He plays a retired opera director in town to meet his daughter’s (Alison Pill) fiancé and the fiancé's parents. The high points of the vignette include a pair of gags that would have wound up on the cutting-room floor in any previous Allen production. One has Allen’s character claiming he was “ahead of his time” because he once staged Rigoletto with the cast dressed as white mice (huh?). The other consists of his overhearing his prospective in-law (real-life tenor Fabio Armiliato) singing in the shower and resolving to promote him as opera’s next big thing. The problem is, the fiancé can only sing in the shower. See where this is going? No, really, it does.
In a different part of town, which seems more like a parallel universe, Roberto Benigni plays an ordinary schlub who awakes one day to find himself inexplicably famous. The paparazzi follow him everywhere, asking what he had for breakfast, whether he sleeps on his back or his belly. In one scene, a television crew films him as he shaves. It’s such an obvious and tired comment on reality TV culture that one hopes against hope Allen’s script will surprise us by the end of the segment. And it does, but only with the blandness of its observation. He actually has a character say to the baffled star, “You are famous for being famous.”
It gets worse. Newlyweds from a small town arrive in the big city looking for a new start, only to wind up in a hokey bedroom farce. Something to do with Penélope Cruz as a hooker and the loss of the wife’s cellphone. This is the man who wrote Crimes and Misdemeanors. It never occurs to Allen that she could call her husband’s cell using a land line?
That leaves us with the thread in which Alec Baldwin plays a famous architect whose path crosses that of Jesse Eisenberg. The latter is an architecture student who lives with his girlfriend (Greta Gerwig) on the very street where the older man resided decades before.

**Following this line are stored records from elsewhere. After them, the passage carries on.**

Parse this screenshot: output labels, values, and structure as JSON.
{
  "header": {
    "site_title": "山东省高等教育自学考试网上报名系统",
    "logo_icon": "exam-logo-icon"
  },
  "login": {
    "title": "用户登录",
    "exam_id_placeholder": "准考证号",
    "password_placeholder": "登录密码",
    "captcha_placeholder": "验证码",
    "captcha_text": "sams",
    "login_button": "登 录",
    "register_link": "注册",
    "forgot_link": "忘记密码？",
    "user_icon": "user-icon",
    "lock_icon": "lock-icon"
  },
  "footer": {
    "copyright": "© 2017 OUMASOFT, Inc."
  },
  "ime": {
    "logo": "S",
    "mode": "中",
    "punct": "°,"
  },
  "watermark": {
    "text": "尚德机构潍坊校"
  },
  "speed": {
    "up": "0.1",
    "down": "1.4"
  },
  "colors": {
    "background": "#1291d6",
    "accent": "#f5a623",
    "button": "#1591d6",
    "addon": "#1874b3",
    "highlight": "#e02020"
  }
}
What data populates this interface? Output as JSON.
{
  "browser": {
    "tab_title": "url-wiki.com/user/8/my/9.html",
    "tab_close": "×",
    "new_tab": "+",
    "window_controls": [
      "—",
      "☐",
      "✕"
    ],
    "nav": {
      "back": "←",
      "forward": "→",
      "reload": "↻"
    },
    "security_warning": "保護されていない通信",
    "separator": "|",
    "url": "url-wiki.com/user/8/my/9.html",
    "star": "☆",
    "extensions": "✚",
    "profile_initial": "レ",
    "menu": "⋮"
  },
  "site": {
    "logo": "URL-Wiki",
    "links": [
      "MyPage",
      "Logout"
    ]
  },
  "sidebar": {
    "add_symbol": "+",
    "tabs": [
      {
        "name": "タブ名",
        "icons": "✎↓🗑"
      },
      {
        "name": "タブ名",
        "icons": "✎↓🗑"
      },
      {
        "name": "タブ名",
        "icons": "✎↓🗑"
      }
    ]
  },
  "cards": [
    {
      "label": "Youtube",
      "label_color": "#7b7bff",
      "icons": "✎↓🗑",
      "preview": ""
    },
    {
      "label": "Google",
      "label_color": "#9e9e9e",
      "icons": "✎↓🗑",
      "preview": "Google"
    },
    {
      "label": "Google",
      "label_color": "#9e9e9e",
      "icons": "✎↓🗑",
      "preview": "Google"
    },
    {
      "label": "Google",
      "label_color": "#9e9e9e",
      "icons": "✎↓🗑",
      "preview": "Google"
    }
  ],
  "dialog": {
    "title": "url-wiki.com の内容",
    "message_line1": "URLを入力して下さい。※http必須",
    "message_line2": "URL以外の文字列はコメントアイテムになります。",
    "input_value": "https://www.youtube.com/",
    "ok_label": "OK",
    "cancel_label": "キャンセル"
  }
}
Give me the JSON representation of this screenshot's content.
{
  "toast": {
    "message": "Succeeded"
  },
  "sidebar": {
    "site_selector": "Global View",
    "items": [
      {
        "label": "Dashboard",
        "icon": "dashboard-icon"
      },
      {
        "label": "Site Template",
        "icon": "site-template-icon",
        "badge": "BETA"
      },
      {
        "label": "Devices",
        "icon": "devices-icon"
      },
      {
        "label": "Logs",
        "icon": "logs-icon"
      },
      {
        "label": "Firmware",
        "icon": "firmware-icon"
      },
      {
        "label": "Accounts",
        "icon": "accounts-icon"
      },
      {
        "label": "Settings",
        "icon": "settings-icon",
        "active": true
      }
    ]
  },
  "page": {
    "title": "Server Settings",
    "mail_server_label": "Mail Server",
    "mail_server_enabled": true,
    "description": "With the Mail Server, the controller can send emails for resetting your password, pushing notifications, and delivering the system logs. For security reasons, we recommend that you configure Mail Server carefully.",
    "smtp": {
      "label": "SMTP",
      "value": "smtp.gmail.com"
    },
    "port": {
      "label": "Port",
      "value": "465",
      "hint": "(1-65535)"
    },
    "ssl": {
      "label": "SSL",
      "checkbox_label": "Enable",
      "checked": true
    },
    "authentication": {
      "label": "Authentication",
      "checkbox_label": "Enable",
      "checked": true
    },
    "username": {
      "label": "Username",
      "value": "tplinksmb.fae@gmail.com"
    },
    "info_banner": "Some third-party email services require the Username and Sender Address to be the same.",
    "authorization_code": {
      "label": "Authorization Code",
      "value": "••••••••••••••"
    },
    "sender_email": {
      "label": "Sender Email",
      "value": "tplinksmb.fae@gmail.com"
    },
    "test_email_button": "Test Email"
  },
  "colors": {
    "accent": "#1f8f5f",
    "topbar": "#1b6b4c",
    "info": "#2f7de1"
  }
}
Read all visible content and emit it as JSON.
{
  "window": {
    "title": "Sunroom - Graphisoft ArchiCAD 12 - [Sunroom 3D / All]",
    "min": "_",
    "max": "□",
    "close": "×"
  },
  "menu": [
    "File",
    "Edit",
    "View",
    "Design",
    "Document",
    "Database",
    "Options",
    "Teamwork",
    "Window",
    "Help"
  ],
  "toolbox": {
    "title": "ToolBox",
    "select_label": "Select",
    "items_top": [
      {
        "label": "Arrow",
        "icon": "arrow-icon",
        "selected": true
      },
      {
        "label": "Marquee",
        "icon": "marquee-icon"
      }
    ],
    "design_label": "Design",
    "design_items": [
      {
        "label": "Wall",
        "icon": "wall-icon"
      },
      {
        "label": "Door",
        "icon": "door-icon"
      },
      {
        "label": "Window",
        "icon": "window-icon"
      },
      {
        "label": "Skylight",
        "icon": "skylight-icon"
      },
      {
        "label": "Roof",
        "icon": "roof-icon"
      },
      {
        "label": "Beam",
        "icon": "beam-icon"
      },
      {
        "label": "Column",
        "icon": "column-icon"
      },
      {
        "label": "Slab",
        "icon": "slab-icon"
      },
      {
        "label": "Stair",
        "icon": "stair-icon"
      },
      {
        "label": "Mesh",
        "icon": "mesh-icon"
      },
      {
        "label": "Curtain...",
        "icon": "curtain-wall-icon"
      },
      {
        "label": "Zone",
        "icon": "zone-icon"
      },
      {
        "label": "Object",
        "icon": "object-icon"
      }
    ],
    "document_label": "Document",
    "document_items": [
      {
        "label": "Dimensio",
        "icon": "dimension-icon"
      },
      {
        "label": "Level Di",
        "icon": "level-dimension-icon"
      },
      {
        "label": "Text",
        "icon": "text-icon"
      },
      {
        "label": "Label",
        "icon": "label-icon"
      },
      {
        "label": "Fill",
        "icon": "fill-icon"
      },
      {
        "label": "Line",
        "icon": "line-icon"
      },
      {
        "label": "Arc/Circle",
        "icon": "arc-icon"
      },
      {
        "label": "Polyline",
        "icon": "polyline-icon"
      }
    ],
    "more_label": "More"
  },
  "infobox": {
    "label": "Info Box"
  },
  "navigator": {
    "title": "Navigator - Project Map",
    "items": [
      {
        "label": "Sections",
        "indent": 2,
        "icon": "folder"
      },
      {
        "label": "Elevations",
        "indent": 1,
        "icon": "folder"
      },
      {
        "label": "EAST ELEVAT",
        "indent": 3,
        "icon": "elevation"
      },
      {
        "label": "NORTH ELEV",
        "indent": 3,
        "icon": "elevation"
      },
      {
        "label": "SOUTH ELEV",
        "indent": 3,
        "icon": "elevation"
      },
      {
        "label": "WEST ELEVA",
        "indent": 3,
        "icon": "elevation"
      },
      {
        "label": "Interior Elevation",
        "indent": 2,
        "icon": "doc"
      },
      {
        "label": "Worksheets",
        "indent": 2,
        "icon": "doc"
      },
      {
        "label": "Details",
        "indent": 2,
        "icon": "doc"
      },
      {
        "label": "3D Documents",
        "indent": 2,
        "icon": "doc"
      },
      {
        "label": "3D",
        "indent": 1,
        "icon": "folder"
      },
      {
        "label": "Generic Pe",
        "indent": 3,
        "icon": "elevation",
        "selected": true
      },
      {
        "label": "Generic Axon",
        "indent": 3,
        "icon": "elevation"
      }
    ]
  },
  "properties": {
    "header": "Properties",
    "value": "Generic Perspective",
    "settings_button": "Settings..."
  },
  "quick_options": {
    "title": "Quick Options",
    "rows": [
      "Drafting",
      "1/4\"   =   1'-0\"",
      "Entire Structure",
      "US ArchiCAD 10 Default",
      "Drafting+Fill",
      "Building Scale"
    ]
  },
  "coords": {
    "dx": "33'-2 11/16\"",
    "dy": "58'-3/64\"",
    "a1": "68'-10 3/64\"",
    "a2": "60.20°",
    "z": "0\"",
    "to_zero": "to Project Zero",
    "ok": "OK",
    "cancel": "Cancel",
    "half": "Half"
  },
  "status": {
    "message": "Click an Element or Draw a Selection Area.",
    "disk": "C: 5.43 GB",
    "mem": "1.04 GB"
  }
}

I guess Baldwin’s character recognizes a younger version of himself. This might account for the way he shadows his new friend, popping up to offer advice on matters of love in a manner likely to strike you as pervy or as a clumsy exercise in magic realism, depending on your point of view. Either way, you’re not likely to laugh a whole lot or find much in the way of fresh insight. Now, if Baldwin had been cast as the paparazzi-plagued Benigni character, we might have had something.
Unfortunately, we don’t. Except for a major letdown. A waste of a lot of great talent and scenery. The low point in one of the cinema’s most remarkable careers. Let’s hope the filmmaker returns to form with his return to the States. In the meantime, I wouldn’t make any plans for a Roman visit. The city may not truly be eternal, but, even at a running time of 109 minutes, Allen’s latest makes it seem that way.